Dataset items:
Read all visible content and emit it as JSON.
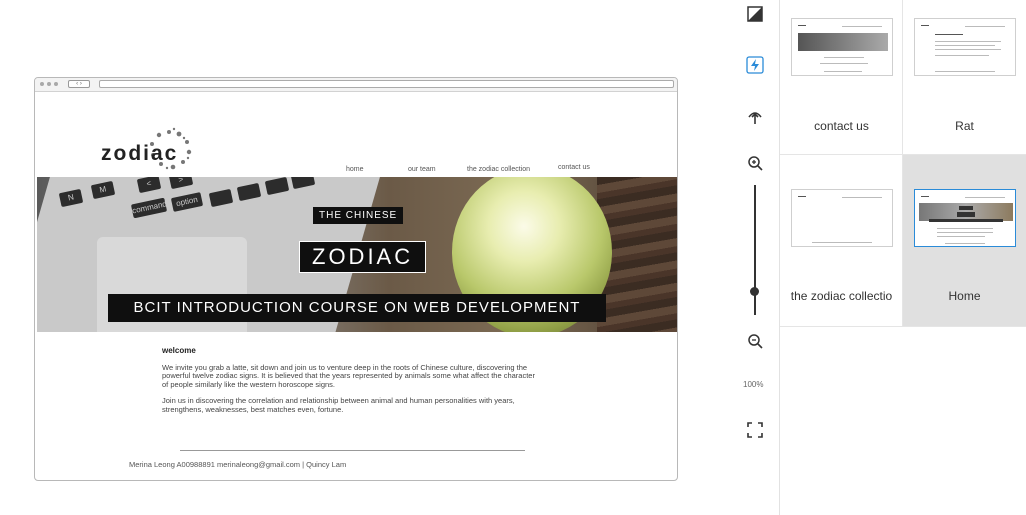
{
  "preview": {
    "logo_text": "zodiac",
    "nav": [
      "home",
      "our team",
      "the zodiac collection",
      "contact us"
    ],
    "hero": {
      "line1": "THE CHINESE",
      "line2": "ZODIAC",
      "line3": "BCIT INTRODUCTION COURSE ON WEB DEVELOPMENT"
    },
    "welcome_heading": "welcome",
    "paragraph1": "We invite you grab a latte, sit down and join us to venture deep in the roots of Chinese culture, discovering the powerful twelve zodiac signs. It is believed that the years represented by animals some what affect the character of people similarly like the western horoscope signs.",
    "paragraph2": "Join us in discovering the correlation and relationship between animal and human personalities with years, strengthens, weaknesses, best matches even, fortune.",
    "footer": "Merina Leong   A00988891   merinaleong@gmail.com    |   Quincy Lam",
    "keys": [
      "N",
      "M",
      "<",
      ">",
      "?",
      "⌘",
      "command",
      "option"
    ]
  },
  "tools": {
    "zoom_level": "100%"
  },
  "pages": [
    {
      "label": "contact us",
      "selected": false
    },
    {
      "label": "Rat",
      "selected": false
    },
    {
      "label": "the zodiac collectio",
      "selected": false
    },
    {
      "label": "Home",
      "selected": true
    }
  ]
}
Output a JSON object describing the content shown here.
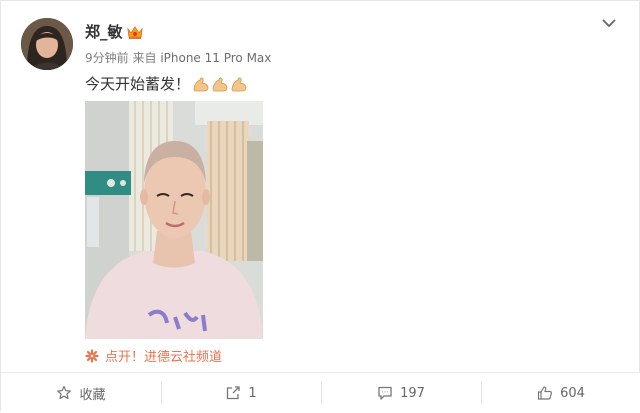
{
  "post": {
    "username": "郑_敏",
    "time": "9分钟前",
    "source_prefix": "来自",
    "source_device": "iPhone 11 Pro Max",
    "text": "今天开始蓄发！",
    "emoji_icon": "flexed-biceps-icon",
    "emoji_count": 3
  },
  "link": {
    "text": "点开！进德云社频道",
    "icon": "asterisk-flower-icon",
    "color": "#eb7350"
  },
  "actions": [
    {
      "label": "收藏",
      "icon": "star-outline-icon"
    },
    {
      "label": "1",
      "icon": "share-icon"
    },
    {
      "label": "197",
      "icon": "comment-icon"
    },
    {
      "label": "604",
      "icon": "thumbs-up-icon"
    }
  ],
  "colors": {
    "accent": "#eb7350",
    "meta_text": "#808080",
    "border": "#e6e6e6"
  }
}
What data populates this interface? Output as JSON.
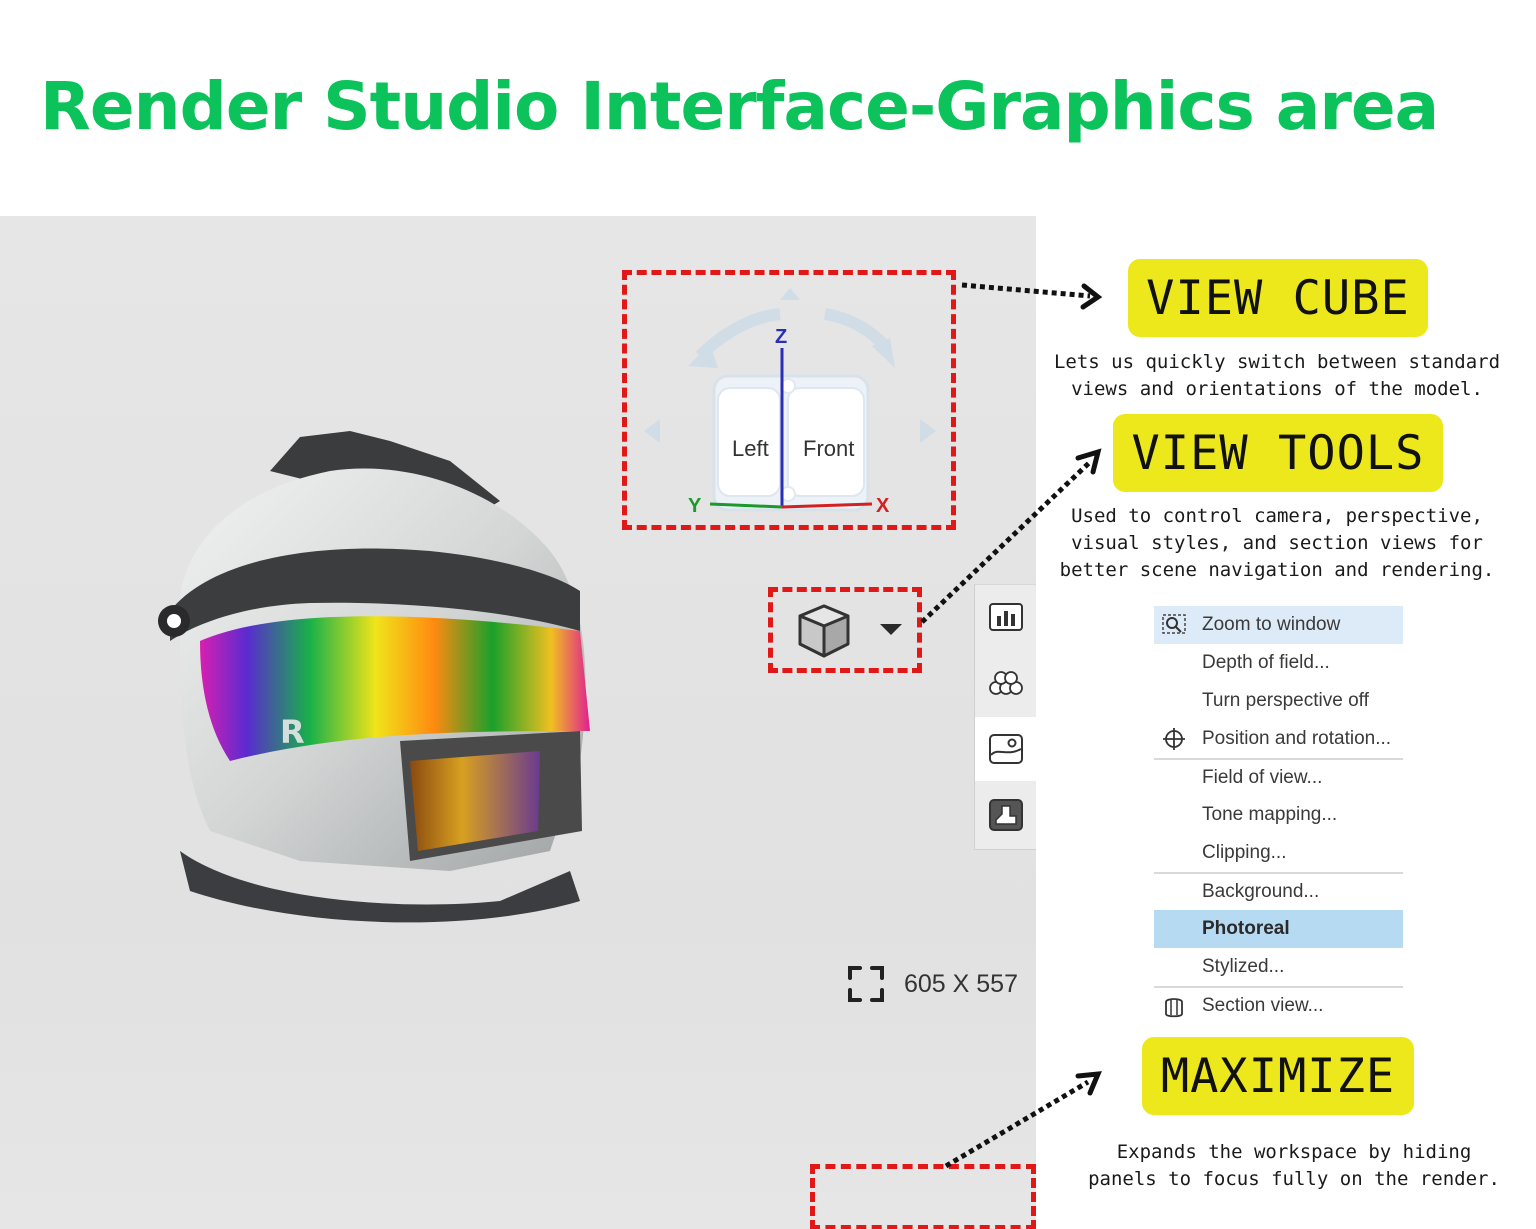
{
  "page_title": "Render Studio Interface-Graphics area",
  "view_cube": {
    "axis_z": "Z",
    "axis_y": "Y",
    "axis_x": "X",
    "face_left": "Left",
    "face_front": "Front"
  },
  "helmet_logo": "R",
  "callouts": {
    "view_cube": {
      "title": "VIEW CUBE",
      "description": "Lets us quickly switch between standard\nviews and orientations of the model."
    },
    "view_tools": {
      "title": "VIEW TOOLS",
      "description": "Used to control camera, perspective,\nvisual styles, and section views for\nbetter scene navigation and rendering."
    },
    "maximize": {
      "title": "MAXIMIZE",
      "description": "Expands the workspace by hiding\npanels to focus fully on the render."
    }
  },
  "view_menu": {
    "items": [
      {
        "label": "Zoom to window",
        "icon": "zoom-window-icon"
      },
      {
        "label": "Depth of field..."
      },
      {
        "label": "Turn perspective off"
      },
      {
        "label": "Position and rotation...",
        "icon": "crosshair-icon"
      },
      {
        "label": "Field of view..."
      },
      {
        "label": "Tone mapping..."
      },
      {
        "label": "Clipping..."
      },
      {
        "label": "Background..."
      },
      {
        "label": "Photoreal"
      },
      {
        "label": "Stylized..."
      },
      {
        "label": "Section view...",
        "icon": "section-view-icon"
      }
    ]
  },
  "side_toolbar": {
    "buttons": [
      {
        "icon": "render-stats-icon"
      },
      {
        "icon": "materials-icon"
      },
      {
        "icon": "environment-icon"
      },
      {
        "icon": "decal-icon"
      }
    ]
  },
  "viewport_size": "605 X 557",
  "colors": {
    "title_green": "#0cc25a",
    "callout_yellow": "#ece81c",
    "dash_red": "#e01818",
    "menu_highlight": "#b6daf2",
    "menu_highlight_light": "#dcebf7"
  }
}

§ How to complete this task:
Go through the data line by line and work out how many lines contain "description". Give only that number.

§ Exercise answer:
3